The fort is basically a series of high mounds with limited access to protect the buildings inside the compound

Here you see Lou and our Canadian host friend Bob atop one of the embankments that surround the enclosure. Bob is pointing out what is visible from this advantage while Lou is photographing the scene.

L n Bob pointing from embankment   L w camera and Bob embankment

This is what you can see. Hostess Raylene and Tom looking up at the climbers while resting on a well foundation.

T n Raylene at Fort 2

With the fort on a high hill over looking the surrounding land and the navigable waterway in the background, an army could control commerce into the area. All that was required was some heavy artillery. There were four types of “cannon” installed to thwart an enemy. Raylene and Tom are again resting. This time on a couple of the cannons.

T and Raylene at Fort

There are stone walls like one would expect to find in a 260 year old fort.

Wall at Fort

There is a stone memorial to an early religious leader and of course the Canadian tricolored flag with maple leaf flies proudly over the grounds.

   Stone marker at fort   Canadian Flag at fort

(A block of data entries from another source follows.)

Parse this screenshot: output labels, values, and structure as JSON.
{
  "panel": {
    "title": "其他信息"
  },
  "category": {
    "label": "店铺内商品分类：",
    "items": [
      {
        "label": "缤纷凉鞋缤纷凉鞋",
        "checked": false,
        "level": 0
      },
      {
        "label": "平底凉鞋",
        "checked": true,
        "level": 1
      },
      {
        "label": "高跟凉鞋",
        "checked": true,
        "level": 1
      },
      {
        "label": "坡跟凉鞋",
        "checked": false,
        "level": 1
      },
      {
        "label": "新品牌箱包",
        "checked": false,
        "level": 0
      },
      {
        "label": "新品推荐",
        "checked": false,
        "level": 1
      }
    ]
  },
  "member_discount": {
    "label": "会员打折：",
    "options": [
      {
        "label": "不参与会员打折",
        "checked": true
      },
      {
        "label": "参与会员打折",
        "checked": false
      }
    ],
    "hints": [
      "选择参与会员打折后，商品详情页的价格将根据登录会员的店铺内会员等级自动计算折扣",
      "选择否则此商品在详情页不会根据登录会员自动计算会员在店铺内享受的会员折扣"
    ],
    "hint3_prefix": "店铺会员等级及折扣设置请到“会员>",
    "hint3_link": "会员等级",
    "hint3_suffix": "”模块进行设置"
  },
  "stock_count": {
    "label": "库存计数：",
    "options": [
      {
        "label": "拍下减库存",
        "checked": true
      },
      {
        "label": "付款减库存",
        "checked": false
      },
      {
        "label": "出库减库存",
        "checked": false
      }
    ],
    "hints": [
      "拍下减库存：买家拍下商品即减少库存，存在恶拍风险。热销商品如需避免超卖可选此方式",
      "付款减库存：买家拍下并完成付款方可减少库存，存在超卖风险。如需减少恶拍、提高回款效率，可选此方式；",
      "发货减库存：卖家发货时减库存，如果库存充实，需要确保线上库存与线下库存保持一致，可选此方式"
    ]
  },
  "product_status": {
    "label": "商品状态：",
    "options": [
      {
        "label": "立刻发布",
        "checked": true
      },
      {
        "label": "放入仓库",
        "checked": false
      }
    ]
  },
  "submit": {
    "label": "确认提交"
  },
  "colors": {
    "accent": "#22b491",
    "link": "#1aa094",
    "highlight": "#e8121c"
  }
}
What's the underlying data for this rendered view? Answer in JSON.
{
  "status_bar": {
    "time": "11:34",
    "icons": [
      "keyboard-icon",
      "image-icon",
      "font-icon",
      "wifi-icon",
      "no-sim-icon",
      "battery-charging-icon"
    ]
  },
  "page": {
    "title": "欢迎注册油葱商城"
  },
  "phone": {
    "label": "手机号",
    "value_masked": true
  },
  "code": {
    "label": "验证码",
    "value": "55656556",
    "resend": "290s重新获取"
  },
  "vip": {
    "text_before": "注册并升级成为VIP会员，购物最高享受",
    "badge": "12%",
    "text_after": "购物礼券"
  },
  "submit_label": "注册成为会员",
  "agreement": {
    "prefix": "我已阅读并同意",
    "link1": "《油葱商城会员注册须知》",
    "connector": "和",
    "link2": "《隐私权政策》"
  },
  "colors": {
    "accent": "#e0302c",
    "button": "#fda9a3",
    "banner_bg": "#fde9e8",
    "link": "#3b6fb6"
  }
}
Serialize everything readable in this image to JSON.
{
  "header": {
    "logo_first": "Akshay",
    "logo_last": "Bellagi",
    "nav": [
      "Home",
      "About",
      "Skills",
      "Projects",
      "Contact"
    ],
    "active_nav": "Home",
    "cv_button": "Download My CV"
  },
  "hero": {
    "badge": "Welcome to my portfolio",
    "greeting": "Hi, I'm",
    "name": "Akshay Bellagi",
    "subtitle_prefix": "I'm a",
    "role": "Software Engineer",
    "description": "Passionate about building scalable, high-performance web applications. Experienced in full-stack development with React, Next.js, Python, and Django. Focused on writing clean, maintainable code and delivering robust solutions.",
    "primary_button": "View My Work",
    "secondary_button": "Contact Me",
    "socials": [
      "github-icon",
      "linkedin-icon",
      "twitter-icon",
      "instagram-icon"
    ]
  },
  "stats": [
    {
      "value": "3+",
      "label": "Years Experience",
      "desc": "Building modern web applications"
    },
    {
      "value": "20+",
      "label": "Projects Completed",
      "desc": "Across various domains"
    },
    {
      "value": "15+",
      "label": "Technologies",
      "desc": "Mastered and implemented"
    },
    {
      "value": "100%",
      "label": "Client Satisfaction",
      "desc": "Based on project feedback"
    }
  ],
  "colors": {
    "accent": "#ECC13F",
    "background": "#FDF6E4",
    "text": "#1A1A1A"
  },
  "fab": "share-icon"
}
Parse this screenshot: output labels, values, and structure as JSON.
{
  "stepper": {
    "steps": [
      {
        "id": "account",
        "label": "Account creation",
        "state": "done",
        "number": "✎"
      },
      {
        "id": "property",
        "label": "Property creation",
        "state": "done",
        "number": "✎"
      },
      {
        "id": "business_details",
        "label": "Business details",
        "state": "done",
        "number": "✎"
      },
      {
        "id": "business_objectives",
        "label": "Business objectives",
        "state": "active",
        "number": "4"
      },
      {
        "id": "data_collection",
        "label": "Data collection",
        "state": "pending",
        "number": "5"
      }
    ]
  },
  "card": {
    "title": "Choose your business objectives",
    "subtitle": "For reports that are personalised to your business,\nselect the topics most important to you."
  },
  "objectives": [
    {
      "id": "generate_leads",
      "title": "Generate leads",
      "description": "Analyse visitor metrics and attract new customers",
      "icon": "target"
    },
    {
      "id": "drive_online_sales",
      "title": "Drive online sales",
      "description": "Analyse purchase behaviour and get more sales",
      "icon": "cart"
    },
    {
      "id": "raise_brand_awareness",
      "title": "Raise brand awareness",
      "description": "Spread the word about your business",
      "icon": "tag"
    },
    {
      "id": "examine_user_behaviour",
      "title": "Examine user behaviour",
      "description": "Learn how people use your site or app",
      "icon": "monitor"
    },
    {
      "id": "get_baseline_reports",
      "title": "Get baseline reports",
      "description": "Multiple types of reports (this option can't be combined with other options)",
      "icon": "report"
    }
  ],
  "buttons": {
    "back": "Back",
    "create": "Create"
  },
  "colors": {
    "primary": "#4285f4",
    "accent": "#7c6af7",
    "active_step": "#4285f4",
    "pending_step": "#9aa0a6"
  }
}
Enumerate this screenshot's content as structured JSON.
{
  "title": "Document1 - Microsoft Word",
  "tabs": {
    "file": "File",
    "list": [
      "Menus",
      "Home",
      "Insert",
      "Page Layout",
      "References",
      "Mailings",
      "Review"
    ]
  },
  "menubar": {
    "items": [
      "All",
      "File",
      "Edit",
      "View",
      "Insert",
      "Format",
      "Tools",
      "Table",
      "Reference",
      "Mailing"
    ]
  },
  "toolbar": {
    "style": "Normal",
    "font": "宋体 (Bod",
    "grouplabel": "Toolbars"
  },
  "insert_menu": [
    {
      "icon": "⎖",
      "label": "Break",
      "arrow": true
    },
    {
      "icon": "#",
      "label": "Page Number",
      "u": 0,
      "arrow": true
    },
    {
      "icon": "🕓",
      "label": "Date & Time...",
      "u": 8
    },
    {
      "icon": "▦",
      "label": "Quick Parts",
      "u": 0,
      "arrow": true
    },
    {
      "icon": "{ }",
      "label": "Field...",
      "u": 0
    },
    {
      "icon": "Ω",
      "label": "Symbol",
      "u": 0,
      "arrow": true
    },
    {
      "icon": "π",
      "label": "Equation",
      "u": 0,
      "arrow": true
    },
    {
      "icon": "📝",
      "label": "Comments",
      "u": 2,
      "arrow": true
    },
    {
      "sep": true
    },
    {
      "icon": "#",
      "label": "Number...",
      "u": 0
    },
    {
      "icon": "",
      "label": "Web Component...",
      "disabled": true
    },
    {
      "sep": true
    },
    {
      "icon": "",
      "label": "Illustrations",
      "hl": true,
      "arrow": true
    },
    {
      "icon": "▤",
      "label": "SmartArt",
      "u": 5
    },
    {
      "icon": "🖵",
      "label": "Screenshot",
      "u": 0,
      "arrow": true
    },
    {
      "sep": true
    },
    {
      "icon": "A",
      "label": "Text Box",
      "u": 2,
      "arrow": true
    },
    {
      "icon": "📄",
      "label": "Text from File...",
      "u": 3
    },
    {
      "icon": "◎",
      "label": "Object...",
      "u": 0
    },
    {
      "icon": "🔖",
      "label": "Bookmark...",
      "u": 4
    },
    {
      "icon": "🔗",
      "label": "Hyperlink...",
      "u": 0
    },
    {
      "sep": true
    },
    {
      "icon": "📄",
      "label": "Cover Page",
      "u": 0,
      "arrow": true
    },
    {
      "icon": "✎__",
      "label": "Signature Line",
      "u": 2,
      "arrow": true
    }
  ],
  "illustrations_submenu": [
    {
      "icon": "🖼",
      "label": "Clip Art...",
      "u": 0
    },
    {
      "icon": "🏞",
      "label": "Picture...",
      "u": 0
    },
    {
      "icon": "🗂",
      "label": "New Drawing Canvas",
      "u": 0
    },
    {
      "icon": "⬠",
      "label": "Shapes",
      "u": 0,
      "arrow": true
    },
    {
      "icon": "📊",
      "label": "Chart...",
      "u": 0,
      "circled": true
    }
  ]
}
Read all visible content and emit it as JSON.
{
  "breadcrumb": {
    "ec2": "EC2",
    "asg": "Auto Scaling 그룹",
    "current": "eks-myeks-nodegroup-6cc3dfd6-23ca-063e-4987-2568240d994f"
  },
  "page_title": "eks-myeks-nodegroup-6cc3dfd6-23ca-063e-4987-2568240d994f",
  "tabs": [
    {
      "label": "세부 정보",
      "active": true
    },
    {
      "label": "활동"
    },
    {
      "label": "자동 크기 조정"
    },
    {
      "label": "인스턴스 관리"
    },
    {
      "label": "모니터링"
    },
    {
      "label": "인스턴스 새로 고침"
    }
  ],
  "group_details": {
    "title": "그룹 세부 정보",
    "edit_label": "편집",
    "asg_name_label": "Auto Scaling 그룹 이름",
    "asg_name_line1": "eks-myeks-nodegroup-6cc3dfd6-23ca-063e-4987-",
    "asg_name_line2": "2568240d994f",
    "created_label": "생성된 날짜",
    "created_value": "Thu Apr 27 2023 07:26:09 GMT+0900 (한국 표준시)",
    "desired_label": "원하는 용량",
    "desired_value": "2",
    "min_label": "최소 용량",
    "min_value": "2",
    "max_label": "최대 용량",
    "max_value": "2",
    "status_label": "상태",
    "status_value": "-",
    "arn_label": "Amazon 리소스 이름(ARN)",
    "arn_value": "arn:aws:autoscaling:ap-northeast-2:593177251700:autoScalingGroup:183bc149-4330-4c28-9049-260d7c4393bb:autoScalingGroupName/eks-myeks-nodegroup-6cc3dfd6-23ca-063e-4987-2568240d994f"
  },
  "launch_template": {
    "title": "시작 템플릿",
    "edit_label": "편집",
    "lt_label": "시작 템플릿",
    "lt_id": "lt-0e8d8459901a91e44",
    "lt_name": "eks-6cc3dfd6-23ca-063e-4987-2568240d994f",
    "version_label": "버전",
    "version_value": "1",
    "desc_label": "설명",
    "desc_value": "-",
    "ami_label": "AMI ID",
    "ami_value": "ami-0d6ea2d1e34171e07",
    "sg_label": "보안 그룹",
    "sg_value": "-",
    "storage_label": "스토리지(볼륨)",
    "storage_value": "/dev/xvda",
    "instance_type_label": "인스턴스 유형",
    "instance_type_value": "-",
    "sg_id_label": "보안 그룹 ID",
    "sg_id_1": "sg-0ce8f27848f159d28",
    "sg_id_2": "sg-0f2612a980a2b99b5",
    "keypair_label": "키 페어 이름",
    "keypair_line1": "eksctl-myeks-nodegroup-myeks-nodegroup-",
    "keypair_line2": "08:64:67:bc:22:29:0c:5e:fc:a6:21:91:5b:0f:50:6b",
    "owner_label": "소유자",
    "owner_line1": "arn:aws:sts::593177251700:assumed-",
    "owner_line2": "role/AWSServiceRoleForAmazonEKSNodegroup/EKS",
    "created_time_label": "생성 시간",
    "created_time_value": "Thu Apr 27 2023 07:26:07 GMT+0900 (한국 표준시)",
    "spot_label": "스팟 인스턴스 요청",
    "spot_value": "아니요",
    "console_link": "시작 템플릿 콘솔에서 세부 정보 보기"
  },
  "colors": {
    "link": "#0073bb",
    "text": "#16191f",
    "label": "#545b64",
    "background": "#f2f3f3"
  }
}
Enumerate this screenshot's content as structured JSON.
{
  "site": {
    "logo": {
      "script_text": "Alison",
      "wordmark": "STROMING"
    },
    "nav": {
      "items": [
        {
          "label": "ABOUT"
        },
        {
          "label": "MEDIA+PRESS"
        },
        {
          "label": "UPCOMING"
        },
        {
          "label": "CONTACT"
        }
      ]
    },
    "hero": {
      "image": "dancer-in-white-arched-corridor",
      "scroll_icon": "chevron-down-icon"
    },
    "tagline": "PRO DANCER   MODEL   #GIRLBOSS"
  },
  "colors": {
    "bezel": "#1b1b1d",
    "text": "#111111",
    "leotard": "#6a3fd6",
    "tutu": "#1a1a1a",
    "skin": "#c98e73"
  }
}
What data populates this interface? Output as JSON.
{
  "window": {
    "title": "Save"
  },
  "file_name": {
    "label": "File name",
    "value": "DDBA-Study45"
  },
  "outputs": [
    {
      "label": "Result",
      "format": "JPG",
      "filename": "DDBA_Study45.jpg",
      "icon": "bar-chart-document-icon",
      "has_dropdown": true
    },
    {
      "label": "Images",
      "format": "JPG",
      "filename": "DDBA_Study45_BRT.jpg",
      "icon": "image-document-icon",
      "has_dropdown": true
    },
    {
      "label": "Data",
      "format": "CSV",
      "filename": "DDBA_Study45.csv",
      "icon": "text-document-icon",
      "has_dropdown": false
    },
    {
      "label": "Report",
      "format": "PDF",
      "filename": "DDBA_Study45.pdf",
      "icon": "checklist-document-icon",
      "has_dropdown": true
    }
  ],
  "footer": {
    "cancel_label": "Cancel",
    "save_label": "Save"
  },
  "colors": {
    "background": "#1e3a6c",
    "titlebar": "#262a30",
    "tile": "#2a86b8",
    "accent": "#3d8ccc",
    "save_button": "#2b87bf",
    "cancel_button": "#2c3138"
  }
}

Flag of Canada.svg

Canadian flag is twice as wide as high with the red stripes each being half as wide as the white stripe.

Tuesday, September 16, 2014

Bay of Fundy New Brunswick

We were on our way to visit our good friends Bob and Raylene in Amherst, Nova Scotia with a day to spare on the way from our summer retreat on the Island of Mount Dessert in Maine. (Sounds pretty posh, ehh?) We decided to revisit the Bay of Fundy from a different perspective. The last time with Yankee RV Tours we walked on the ocean floor where, when we visited 6 hours later, we would have been 40 feet under water! Yes  they have the largest tides in the world. (The closer to the open ocean you get the smaller the tide change. In this area of the bay the tides vary by as much as 15 feet.) This time we drove the back roads along the coast, These are a few of the pictures that we snapped.

Please remember to click on pictures to enlarge. Pictures never measure up to the “real” thing but enlarging gives a better feel for the scene. Use the back arrow to return. Thanks.


Fundy coast 1  9-3-2014 2-04-02 PM   Fundy coast 2 NB  9-3-2014 2-07-50 PM

Several of the shots show the steepness of the coast. It is almost all rocky, granite. These are mountains, east coast style.

Fundy coast 3 9-3-2014 2-16-20 PM   Fundy coast 4 9-3-2014 2-53-54 PM

At many locations, when the tide goes out boats are left sitting on the bottom of the ocean floor. (Technically, this not the ocean but a bay or arm of the ocean.) In France we saw double keeled boats that would sit on the keels like two legs.

Fundy coast 5 break water   Fundy coast 6 beach

The picture above on the left shows a manmade breakwater at a low tide. The purpose was to create a more protected area for mooring boats. The picture on the right shows the beach composed of small round stones. We saw very few sandy beaches in this part of the world. Actually only Sand Beach at Acadia NP.

Fundy coast NB   Tanzy at NB Fundy coast

A look down the rugged coast line. And our intrepid travel companion with a waterfall backdrop.

No blog post of travel would be complete without a selfie of the travellers (sun darkened glasses and all).

Us at Bay of Fundy

The pictures were taken by Lou and Tom.

Thanks for looking and comments are always appreciated.